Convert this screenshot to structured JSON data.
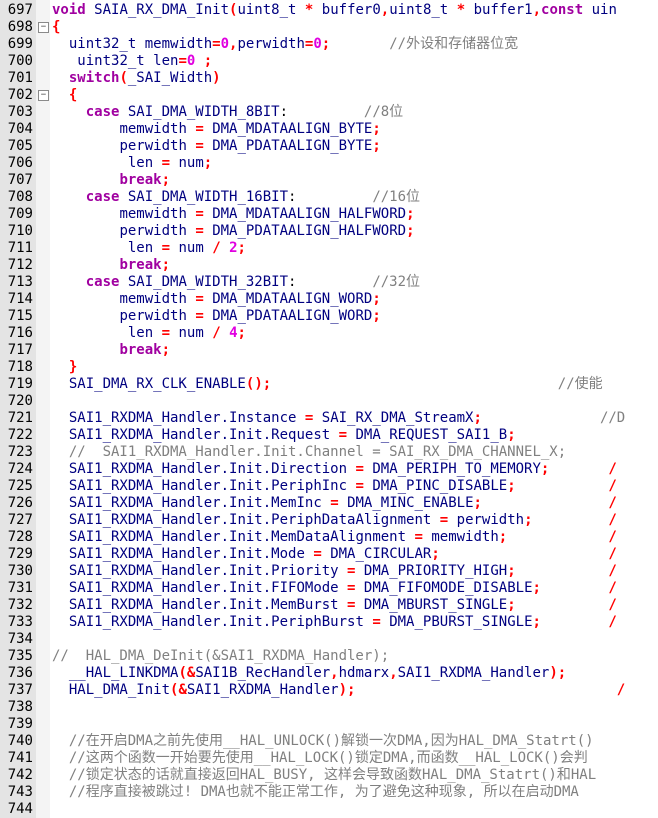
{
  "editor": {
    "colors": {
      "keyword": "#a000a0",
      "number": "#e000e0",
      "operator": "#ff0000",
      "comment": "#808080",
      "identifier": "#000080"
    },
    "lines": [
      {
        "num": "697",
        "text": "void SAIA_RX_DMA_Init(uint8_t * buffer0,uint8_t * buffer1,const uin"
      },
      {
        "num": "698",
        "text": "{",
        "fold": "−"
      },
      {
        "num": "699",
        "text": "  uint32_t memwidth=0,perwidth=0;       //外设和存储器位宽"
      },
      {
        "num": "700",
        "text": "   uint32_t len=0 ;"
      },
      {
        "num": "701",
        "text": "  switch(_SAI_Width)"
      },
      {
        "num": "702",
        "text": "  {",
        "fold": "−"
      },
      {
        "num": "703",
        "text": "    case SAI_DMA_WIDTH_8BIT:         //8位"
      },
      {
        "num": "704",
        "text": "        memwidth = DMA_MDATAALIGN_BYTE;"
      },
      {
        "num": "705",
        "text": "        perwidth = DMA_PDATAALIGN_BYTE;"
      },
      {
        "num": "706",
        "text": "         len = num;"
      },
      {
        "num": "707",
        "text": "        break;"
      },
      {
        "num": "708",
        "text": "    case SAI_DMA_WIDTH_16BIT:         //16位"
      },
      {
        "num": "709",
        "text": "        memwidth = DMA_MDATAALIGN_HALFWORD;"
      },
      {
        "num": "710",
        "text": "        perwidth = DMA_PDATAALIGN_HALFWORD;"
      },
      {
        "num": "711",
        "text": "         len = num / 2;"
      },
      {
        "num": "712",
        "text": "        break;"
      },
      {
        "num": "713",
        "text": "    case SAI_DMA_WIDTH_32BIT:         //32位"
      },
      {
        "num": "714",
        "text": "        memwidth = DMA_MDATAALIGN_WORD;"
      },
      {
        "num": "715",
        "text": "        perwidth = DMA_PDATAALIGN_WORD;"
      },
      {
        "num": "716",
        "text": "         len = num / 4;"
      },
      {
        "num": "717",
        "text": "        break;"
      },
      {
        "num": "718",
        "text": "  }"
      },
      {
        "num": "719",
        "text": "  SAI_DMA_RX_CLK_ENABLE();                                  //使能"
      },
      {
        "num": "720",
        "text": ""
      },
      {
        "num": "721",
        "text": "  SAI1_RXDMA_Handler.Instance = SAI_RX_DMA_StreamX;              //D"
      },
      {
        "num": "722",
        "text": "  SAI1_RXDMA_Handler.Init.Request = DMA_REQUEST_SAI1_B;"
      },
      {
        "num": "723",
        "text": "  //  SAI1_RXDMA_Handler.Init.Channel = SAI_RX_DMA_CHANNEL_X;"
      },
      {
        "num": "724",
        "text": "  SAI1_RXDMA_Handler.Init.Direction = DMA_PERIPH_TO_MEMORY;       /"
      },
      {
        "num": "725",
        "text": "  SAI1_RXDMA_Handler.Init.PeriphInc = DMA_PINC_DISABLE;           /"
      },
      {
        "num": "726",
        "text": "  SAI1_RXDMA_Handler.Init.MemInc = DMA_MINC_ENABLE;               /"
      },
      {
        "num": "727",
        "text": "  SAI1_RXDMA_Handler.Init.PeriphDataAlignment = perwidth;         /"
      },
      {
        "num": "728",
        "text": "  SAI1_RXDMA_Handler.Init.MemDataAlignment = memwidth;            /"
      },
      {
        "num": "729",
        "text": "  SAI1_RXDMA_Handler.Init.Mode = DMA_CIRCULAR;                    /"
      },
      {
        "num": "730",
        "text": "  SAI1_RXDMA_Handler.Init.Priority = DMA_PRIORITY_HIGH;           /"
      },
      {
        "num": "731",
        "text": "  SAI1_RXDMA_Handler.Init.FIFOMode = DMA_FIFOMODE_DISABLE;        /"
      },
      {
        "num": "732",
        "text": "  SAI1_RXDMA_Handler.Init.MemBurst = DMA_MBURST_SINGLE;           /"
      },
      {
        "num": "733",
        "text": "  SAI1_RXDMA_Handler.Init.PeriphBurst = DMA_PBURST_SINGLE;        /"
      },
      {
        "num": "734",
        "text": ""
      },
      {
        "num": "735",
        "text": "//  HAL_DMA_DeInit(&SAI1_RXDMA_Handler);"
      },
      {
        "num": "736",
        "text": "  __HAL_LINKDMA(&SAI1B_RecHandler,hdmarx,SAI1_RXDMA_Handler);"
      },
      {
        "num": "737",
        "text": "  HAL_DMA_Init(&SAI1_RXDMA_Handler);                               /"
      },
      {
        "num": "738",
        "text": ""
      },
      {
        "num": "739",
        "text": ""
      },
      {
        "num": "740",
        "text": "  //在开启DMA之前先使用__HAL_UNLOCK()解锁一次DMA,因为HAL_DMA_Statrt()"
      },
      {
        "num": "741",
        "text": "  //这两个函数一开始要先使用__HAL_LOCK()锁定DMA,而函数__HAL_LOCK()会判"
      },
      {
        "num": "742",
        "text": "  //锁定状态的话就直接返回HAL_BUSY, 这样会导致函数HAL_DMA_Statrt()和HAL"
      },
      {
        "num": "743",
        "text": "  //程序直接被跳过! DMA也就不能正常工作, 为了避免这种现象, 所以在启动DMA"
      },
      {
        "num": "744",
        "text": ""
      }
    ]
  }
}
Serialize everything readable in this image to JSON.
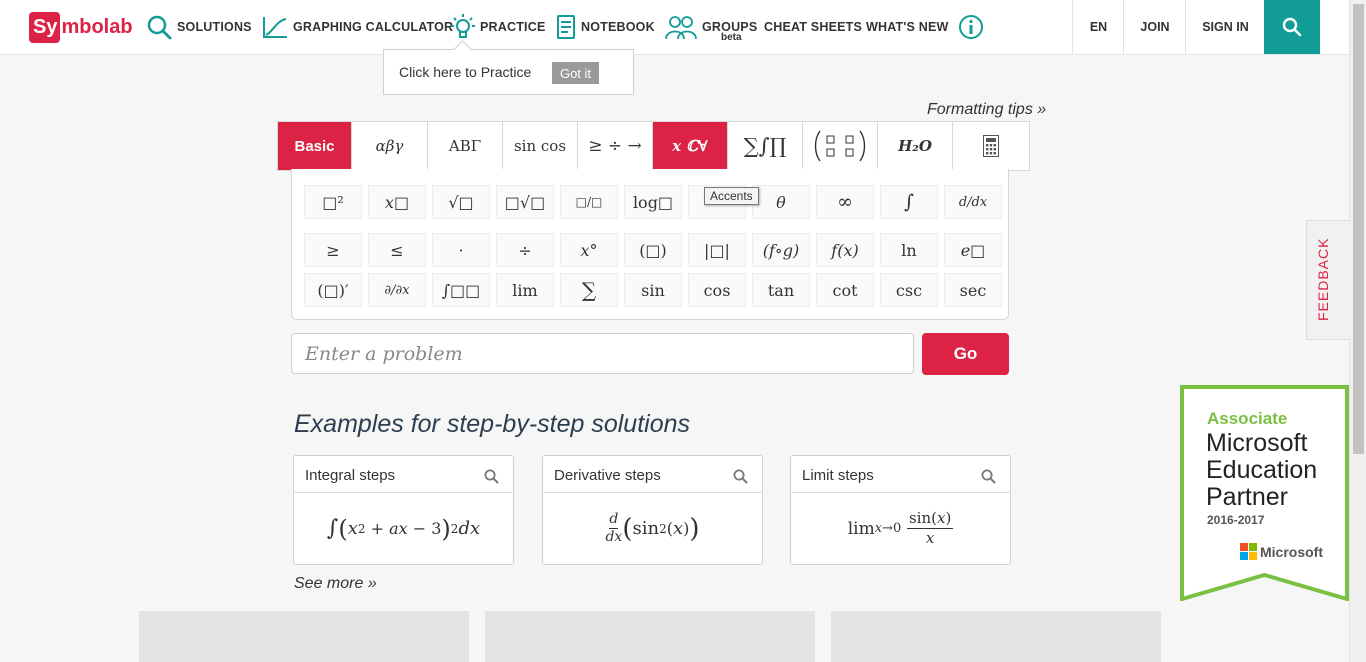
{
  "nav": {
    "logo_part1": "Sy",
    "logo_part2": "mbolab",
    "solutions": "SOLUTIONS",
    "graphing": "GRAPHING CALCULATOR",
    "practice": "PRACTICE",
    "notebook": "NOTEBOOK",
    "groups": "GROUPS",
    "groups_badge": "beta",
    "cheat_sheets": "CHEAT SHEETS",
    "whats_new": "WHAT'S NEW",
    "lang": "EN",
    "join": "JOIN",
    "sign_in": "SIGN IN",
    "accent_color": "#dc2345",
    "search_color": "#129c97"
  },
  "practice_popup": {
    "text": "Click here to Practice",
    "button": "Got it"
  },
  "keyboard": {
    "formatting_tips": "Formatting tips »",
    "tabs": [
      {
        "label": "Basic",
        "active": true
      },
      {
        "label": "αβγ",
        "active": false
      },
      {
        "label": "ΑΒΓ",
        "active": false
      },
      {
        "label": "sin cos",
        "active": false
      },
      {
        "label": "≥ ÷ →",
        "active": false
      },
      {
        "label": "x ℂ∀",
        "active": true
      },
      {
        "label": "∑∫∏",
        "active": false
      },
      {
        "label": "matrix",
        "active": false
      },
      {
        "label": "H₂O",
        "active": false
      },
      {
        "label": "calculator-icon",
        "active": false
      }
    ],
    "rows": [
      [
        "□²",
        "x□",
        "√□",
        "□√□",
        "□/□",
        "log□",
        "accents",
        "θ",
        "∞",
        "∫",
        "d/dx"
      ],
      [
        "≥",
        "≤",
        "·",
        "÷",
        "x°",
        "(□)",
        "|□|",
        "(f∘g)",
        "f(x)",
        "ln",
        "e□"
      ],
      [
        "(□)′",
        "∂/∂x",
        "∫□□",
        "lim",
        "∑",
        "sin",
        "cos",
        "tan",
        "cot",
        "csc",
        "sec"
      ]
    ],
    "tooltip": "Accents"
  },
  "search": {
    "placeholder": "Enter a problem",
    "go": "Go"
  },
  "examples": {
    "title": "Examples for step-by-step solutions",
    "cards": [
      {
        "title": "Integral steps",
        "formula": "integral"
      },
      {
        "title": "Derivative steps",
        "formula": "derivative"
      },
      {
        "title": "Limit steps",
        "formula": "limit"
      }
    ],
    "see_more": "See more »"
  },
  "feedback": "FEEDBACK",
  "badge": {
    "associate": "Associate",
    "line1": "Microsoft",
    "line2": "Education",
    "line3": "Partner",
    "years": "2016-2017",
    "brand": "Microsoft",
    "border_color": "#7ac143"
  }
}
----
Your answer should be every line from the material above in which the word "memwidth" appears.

TASK OUTPUT:
        "text": "  uint32_t memwidth=0,perwidth=0;       //外设和存储器位宽"
        "text": "        memwidth = DMA_MDATAALIGN_BYTE;"
        "text": "        memwidth = DMA_MDATAALIGN_HALFWORD;"
        "text": "        memwidth = DMA_MDATAALIGN_WORD;"
        "text": "  SAI1_RXDMA_Handler.Init.MemDataAlignment = memwidth;            /"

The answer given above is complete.